United States District Court, N.D. California
ORDER DENYING DEFENDANT'S MOTION FOR APPOINTMENT
OF COUNSEL RE: DKT. NO. 360
3, 2019, the court held a case management conference at which
Defendant Kraig Kast made a request for appointment of pro
bono counsel. The court ordered Kast to file an
administrative motion for appointment of counsel by July 8,
2019, with any opposition by Plaintiffs Erickson Productions
Inc. and Jim Erickson due by July 12, 2019. [Docket No. 358.]
Kast timely filed his motion, which Plaintiffs oppose.
[Docket Nos. 360, 364.]
not an indigent litigant who may lose his physical liberty if
he does not prevail in this lawsuit. Therefore he does not
have a right to counsel.
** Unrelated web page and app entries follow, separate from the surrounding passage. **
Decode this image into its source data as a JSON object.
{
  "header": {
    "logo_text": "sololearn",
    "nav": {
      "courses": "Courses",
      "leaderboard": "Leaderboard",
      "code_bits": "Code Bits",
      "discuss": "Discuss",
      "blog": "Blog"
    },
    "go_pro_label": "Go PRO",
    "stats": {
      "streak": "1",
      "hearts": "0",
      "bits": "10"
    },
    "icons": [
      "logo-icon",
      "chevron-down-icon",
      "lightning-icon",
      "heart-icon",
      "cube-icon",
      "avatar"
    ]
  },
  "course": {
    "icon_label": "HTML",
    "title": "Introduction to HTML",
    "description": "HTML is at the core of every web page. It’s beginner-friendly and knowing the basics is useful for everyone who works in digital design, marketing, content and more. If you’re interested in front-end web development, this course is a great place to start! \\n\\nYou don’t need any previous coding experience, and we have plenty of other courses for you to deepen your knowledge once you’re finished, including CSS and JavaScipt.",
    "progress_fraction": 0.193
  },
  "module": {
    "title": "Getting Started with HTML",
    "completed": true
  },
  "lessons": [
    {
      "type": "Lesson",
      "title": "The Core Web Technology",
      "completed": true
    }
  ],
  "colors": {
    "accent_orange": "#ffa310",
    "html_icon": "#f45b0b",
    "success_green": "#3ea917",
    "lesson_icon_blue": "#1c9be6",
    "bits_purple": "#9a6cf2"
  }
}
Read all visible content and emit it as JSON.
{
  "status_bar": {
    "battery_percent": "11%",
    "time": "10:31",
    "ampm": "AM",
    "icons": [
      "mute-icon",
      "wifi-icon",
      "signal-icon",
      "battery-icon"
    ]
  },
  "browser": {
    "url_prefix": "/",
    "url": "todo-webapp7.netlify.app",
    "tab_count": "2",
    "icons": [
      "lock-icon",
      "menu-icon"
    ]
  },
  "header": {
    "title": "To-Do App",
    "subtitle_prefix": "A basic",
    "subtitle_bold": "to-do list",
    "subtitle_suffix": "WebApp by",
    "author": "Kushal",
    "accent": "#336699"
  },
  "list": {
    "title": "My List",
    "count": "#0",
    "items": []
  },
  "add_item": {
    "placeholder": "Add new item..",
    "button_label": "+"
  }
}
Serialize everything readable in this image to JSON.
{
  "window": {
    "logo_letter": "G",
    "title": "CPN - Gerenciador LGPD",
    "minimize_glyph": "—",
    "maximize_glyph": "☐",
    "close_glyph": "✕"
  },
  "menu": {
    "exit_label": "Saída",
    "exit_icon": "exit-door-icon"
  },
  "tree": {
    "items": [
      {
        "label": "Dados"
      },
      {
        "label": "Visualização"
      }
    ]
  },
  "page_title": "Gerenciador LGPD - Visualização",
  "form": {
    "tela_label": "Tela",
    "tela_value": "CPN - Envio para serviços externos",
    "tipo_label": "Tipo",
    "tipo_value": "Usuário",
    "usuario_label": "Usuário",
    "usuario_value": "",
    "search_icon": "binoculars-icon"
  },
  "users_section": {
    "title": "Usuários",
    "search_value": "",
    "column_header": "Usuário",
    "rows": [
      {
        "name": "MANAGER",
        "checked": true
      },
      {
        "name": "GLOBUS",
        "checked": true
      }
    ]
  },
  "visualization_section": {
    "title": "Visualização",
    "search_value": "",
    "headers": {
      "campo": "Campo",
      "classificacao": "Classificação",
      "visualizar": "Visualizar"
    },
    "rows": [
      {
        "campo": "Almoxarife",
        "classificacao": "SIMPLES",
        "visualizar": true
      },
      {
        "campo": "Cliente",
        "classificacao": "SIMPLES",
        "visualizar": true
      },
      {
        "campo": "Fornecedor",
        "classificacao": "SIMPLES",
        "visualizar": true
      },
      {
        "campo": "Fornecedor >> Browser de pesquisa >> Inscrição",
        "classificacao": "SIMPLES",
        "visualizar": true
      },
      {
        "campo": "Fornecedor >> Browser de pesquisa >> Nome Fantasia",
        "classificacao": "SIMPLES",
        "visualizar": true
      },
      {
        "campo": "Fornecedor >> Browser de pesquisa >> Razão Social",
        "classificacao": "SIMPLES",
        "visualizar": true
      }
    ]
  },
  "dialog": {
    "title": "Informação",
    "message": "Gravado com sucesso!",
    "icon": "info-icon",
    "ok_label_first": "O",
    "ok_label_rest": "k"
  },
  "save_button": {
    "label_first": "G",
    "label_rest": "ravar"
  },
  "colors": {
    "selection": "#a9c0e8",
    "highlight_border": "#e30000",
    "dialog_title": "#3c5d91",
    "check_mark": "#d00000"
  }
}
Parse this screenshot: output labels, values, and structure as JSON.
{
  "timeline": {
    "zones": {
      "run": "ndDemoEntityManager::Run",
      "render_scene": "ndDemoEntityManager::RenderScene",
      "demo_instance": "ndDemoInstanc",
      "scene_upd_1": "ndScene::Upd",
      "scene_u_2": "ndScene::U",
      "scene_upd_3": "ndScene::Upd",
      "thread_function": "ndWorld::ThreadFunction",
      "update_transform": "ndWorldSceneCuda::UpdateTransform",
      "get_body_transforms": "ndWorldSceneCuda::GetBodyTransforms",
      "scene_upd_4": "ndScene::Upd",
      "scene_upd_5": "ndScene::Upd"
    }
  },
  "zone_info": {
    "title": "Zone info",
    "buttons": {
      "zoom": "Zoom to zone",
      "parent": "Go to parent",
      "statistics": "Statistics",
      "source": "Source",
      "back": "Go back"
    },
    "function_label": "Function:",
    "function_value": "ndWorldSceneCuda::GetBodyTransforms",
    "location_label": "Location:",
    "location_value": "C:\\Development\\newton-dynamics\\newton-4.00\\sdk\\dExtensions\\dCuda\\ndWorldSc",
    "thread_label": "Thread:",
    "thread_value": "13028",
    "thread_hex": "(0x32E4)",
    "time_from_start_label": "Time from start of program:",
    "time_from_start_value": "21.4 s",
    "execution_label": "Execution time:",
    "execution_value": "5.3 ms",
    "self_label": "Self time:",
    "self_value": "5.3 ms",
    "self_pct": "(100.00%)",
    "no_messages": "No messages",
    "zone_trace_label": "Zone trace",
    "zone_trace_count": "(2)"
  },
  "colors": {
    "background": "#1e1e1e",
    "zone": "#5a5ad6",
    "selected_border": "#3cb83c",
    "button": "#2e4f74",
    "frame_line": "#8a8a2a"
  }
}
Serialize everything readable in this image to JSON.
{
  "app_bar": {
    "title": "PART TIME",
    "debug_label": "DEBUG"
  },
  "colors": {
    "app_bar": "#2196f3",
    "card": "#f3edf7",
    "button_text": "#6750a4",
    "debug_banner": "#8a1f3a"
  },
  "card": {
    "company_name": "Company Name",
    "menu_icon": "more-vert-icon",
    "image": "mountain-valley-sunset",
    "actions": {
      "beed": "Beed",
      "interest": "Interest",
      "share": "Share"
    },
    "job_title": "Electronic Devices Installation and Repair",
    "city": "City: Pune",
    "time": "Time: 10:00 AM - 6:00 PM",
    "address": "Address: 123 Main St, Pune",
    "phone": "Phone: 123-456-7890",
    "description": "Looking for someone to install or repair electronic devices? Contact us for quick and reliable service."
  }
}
See Lassiter v. Dept of Soc.
Servs, 452 U.S. 18, 25 (1981). Kast moves for
appointment of counsel pursuant to this district's
General Order No. 25, which sets forth four criteria which a
pro se litigant must satisfy in order to be found eligible
for appointment of pro bono counsel through the
district's Federal Pro Bono Project:
1. The unrepresented litigant must be in propria
2. The unrepresented litigant must not have the financial
resources to retain counsel;
3. The unrepresented litigant must have used reasonable
efforts to retain private counsel such as through a
California State Bar-approved lawyer referral service or have
demonstrated that such efforts would be futile; and
4. The referring judge must determine the case merits pro
bono representation (this does not mean determining that
the litigant is likely to prevail on the merits, but that the
litigant's claims are cognizable and the factual and
legal issues warrant proper presentation to the Court with
the assistance of an attorney).
Gen. Order 25(I)(A).
asserts that he satisfies all four criteria for appointment
of pro bono counsel under General Order 25. He also notes
that the Ninth Circuit appointed pro bono counsel to
represent him in the prior appeal and argues that the
“factual and technical legal issues before this Court,
are derived from the same technical legal issues already
decided by the panel in [his] appeal.” Mot. 3.
oppose the motion. In particular, they vigorously dispute
whether Kast has the financial resources to retain counsel
and argue that Kast has not made a sufficient showing that he
made reasonable efforts to obtain counsel on his own.
court need not resolve the parties' disputes about
Kast's financial resources or his efforts to obtain
counsel, because it finds that the case does not merit pro
bono representation under the fourth criterion. The court
determines that the factual and legal issues presented on
remand are straightforward, and Kast can present them
properly without appointment of pro bono counsel.
points to the fact that the Ninth Circuit appointed pro bono
counsel to represent him on appeal. However, the Court of
Appeals issued its appointment order because it determined
that appointment of counsel would benefit the court's
review of two specific legal issues: (1) Whether the
avoidance of licensing fees constitutes a direct financial
benefit for purposes of imposing vicarious liability; and (2)
Whether a “should have known” willfulness
instruction is proper under 17 U.S.C. § 504(c). No.
15-16801, Docket No. 54 (9th Cir. May 7, 2018). The Ninth
Circuit decided both of those legal issues in its April 16,
2019 opinion. See Erickson Prods., Inc. v. Kast, 921
F.3d 822 (9th Cir. 2019). The reason for appointment of
counsel before the appellate court no longer exists.
remand the only issues before this court are (1) whether the
current evidentiary record supports a finding of willful
infringement under the legal standard announced by the Ninth
Circuit; and (2) the amount of statutory damages to be
awarded if the evidence does not support such a finding.
See Id. at 833-34. These issues are not particularly
complex. Moreover, Kast's filings in this case
demonstrate that he is fully capable of articulating his
positions without the assistance of an attorney. Accordingly,
Kast's motion for the appointment of pro bono counsel is
denied. The briefing schedule set by the court at the initial
case management conference remains unchanged. [See
Docket No. 358.]